**MATERIAL SUPPLIED**
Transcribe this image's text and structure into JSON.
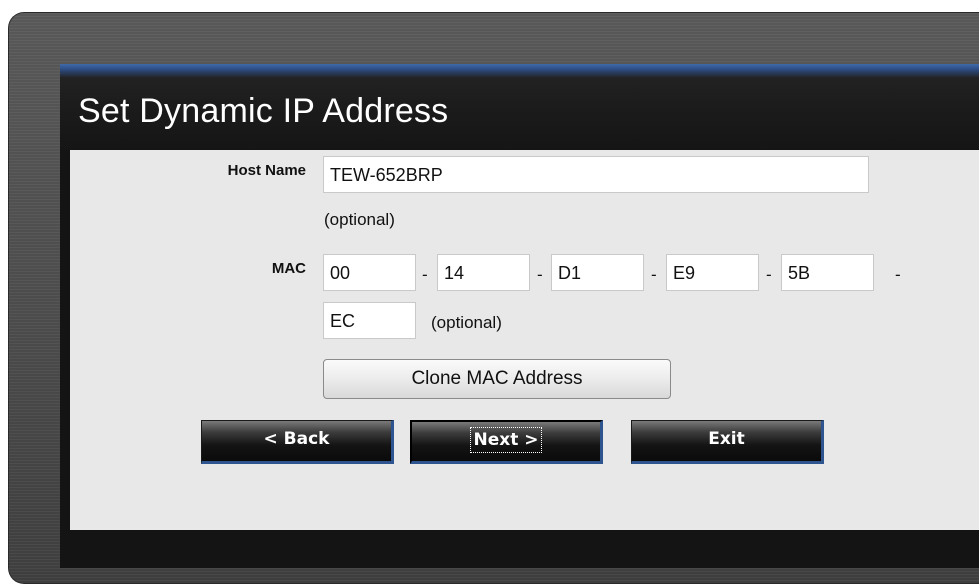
{
  "window": {
    "title": "Set Dynamic IP Address"
  },
  "form": {
    "host_name": {
      "label": "Host Name",
      "value": "TEW-652BRP",
      "note": "(optional)"
    },
    "mac": {
      "label": "MAC",
      "octets": [
        "00",
        "14",
        "D1",
        "E9",
        "5B",
        "EC"
      ],
      "separator": "-",
      "note": "(optional)"
    },
    "clone_button_label": "Clone MAC Address"
  },
  "nav": {
    "back_label": "< Back",
    "next_label": "Next >",
    "exit_label": "Exit"
  },
  "colors": {
    "title_accent": "#3f6aa8",
    "button_border_accent": "#2f5590",
    "content_bg": "#e8e8e8",
    "frame_bg": "#4b4b4b"
  }
}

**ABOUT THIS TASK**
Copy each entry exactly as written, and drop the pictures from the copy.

**FINISHED TASK**
Transcribe this image's text and structure into JSON.
{
  "window": {
    "title": "Set Dynamic IP Address"
  },
  "form": {
    "host_name": {
      "label": "Host Name",
      "value": "TEW-652BRP",
      "note": "(optional)"
    },
    "mac": {
      "label": "MAC",
      "octets": [
        "00",
        "14",
        "D1",
        "E9",
        "5B",
        "EC"
      ],
      "separator": "-",
      "note": "(optional)"
    },
    "clone_button_label": "Clone MAC Address"
  },
  "nav": {
    "back_label": "< Back",
    "next_label": "Next >",
    "exit_label": "Exit"
  },
  "colors": {
    "title_accent": "#3f6aa8",
    "button_border_accent": "#2f5590",
    "content_bg": "#e8e8e8",
    "frame_bg": "#4b4b4b"
  }
}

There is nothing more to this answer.